Extracted data entries
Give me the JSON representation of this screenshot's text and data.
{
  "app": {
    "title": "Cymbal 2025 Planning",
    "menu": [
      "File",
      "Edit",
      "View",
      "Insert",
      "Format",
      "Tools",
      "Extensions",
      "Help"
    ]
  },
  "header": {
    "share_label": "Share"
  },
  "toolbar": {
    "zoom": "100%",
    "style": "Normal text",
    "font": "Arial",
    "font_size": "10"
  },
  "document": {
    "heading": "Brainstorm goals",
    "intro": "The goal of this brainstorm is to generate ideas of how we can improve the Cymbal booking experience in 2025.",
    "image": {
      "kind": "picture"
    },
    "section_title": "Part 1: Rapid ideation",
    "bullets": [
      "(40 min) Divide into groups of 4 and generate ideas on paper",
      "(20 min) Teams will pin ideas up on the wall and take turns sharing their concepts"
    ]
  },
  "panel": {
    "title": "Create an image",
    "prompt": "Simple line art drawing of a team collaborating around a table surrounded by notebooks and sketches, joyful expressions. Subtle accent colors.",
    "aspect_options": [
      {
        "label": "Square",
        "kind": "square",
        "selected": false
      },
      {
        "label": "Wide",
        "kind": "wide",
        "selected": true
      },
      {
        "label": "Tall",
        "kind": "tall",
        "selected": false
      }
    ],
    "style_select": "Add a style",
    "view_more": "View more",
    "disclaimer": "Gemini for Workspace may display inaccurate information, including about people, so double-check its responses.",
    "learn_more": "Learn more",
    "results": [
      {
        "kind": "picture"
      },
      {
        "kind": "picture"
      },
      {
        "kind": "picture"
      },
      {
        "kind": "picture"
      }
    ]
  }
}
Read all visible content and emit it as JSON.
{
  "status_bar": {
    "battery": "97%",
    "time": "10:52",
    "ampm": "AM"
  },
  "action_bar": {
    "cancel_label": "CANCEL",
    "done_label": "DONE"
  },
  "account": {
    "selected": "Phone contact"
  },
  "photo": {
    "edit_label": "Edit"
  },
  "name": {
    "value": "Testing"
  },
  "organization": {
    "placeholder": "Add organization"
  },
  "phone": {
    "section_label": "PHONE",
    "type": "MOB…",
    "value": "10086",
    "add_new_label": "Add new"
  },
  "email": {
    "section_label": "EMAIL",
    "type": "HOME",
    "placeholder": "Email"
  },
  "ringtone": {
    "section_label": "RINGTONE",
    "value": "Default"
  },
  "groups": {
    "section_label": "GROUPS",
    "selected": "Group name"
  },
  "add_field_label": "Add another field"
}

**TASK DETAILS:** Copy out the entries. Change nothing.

**ANSWER SECTION:**
Give me the JSON representation of this screenshot's text and data.
{
  "app": {
    "title": "Cymbal 2025 Planning",
    "menu": [
      "File",
      "Edit",
      "View",
      "Insert",
      "Format",
      "Tools",
      "Extensions",
      "Help"
    ]
  },
  "header": {
    "share_label": "Share"
  },
  "toolbar": {
    "zoom": "100%",
    "style": "Normal text",
    "font": "Arial",
    "font_size": "10"
  },
  "document": {
    "heading": "Brainstorm goals",
    "intro": "The goal of this brainstorm is to generate ideas of how we can improve the Cymbal booking experience in 2025.",
    "image": {
      "kind": "picture"
    },
    "section_title": "Part 1: Rapid ideation",
    "bullets": [
      "(40 min) Divide into groups of 4 and generate ideas on paper",
      "(20 min) Teams will pin ideas up on the wall and take turns sharing their concepts"
    ]
  },
  "panel": {
    "title": "Create an image",
    "prompt": "Simple line art drawing of a team collaborating around a table surrounded by notebooks and sketches, joyful expressions. Subtle accent colors.",
    "aspect_options": [
      {
        "label": "Square",
        "kind": "square",
        "selected": false
      },
      {
        "label": "Wide",
        "kind": "wide",
        "selected": true
      },
      {
        "label": "Tall",
        "kind": "tall",
        "selected": false
      }
    ],
    "style_select": "Add a style",
    "view_more": "View more",
    "disclaimer": "Gemini for Workspace may display inaccurate information, including about people, so double-check its responses.",
    "learn_more": "Learn more",
    "results": [
      {
        "kind": "picture"
      },
      {
        "kind": "picture"
      },
      {
        "kind": "picture"
      },
      {
        "kind": "picture"
      }
    ]
  }
}
Read all visible content and emit it as JSON.
{
  "status_bar": {
    "battery": "97%",
    "time": "10:52",
    "ampm": "AM"
  },
  "action_bar": {
    "cancel_label": "CANCEL",
    "done_label": "DONE"
  },
  "account": {
    "selected": "Phone contact"
  },
  "photo": {
    "edit_label": "Edit"
  },
  "name": {
    "value": "Testing"
  },
  "organization": {
    "placeholder": "Add organization"
  },
  "phone": {
    "section_label": "PHONE",
    "type": "MOB…",
    "value": "10086",
    "add_new_label": "Add new"
  },
  "email": {
    "section_label": "EMAIL",
    "type": "HOME",
    "placeholder": "Email"
  },
  "ringtone": {
    "section_label": "RINGTONE",
    "value": "Default"
  },
  "groups": {
    "section_label": "GROUPS",
    "selected": "Group name"
  },
  "add_field_label": "Add another field"
}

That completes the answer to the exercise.